Elim Chew, who was recently awarded the Public Service Medal at this year’s National Day, talks to City News about how she got where she is.
Contributed By Terence JR Lee
Many know her as the president and founder of street-wear retail powerhouse 77th Street which recently celebrated its 23rd year. She jokingly describes herself as “the only blond person in church” when she joined City Harvest Church 20 years ago. Today, she is just as recognizable—she wears the same blond hair, a black and pink outfit with a “Changemaker” badge pinned on.
And what a changemaker she has been: involved in all things “youth” and “street;” her name will inevitably come up in any conversation about Singaporean entrepreneurship. Nor can one walk through the hippest heart of Orchard Road without seeing the impact she has made in fashion through 77th Street. Chew sits on over 20 management boards and is heavily involved in bodies and causes that support youth, including the *SCAPE and the School Of The Arts. She thanks the Ministry of Community, Youth and Sports for their unstinting support all these years. This impact has not gone unnoticed. During National Day this year, Chew’s efforts were recognized when she was presented with the Public Service Medal. The medal is given to those who have rendered “commendable public service in Singapore.” Chew will receive her award from Singapore’s new President in November.
Behind the accolades and awards, however, is a humble and down-to-earth woman, trying to do the best she can, both for herself and for those around her. “I am thankful for the award,” she says. “Church has been a large part of who I am, and the people outside of church have also given me a lot of opportunities.
“In the last few months, I was actually saying to myself and to my friends, ‘I’m tired already, I want to give up. Maybe I should just sit down and do nothing.’ Suddenly this award comes and maybe this is a sign that says, ‘You cannot give up. You’ve got to continue.’ Maybe it’s God saying, ‘No, you’ve got to continue! You’ve got to do more instead of sitting down and doing nothing.’”
While many in business consider social work their last priority, Chew feels that giving back to society is an integral part of growing—both as a business and as a person. In fact, she credits her service to society for the success in her business.
“The principle is that, as you give, more is given back to you, and it is up to you to take up that opportunity. You must take the step and take up what is given to you, and that opens a door of opportunities to the next level … The best part is that there’s no need to search or fight for these opportunities. They will come to you automatically: I call that blessing.
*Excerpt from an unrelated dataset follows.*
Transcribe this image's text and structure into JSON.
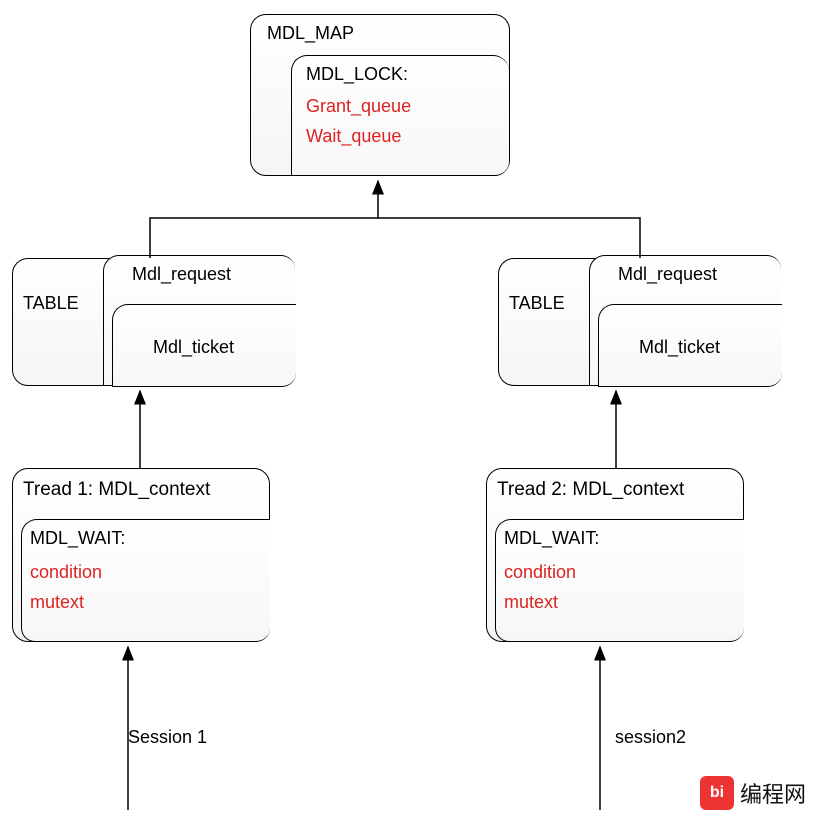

“I find that the more I do for people, the more I learn, and the better I become. Thus the business becomes better as well. It’s not the other way around. As you plow more into helping people out there, you’ll do better and better, and you’ll build up this momentum.”
However, she cautions that to keep giving of oneself requires an “inner core strength” which is built up through adversity and challenges. This “core strength” is what makes one’s efforts sustainable.
“For me, it’s important that my business—77th Street—do well. But more importantly, my person must do well, because only then can I take the next person through. It’s like going on a plane: when they drop the oxygen masks, they say to put the mask on yourself first, then on the child. Likewise, we must do well for ourselves, before we can help the person next to us.
“People who go through more things will build more inner core strength. It’s like muscles: the more you work out, the stronger your muscles get. Inner core strength is built by the things you go through and experience. Young people should go through more things, through good and bad times. That’s how we build our inner core strength. Once you have that strength, you can carry people through.
“We have to build ourselves up to do well, and be well, then, we can serve well.”
At the root of her spiritual “core strength” is a verse from the Bible. “When I was 17, my uncle said to me, ‘But seek ye first the kingdom of God, and his righteousness; and all these things shall be added unto you [Matthew 6:33].’ Till today, this is carved in my heart: it is God and it is His people first, and everything else will come.”
Chew encourages readers who want to start helping society to “take the first step. Do what Pastor Kong says: go out there and meet a need, go out there and serve! Through serving people, even despite your own challenges, you’ll know that you have the strength to overcome. Step by step, God will take you to a new level to overcome your challenges, and after that, you’ll be able to lead people through challenges as well.”
Even when one rises up in the world, Chew cautions, one must stay humble and keep the attitude of service.
“Keep moving up, but never stop wanting to learn. Have a willing heart and a good attitude—they will take you to a new level.”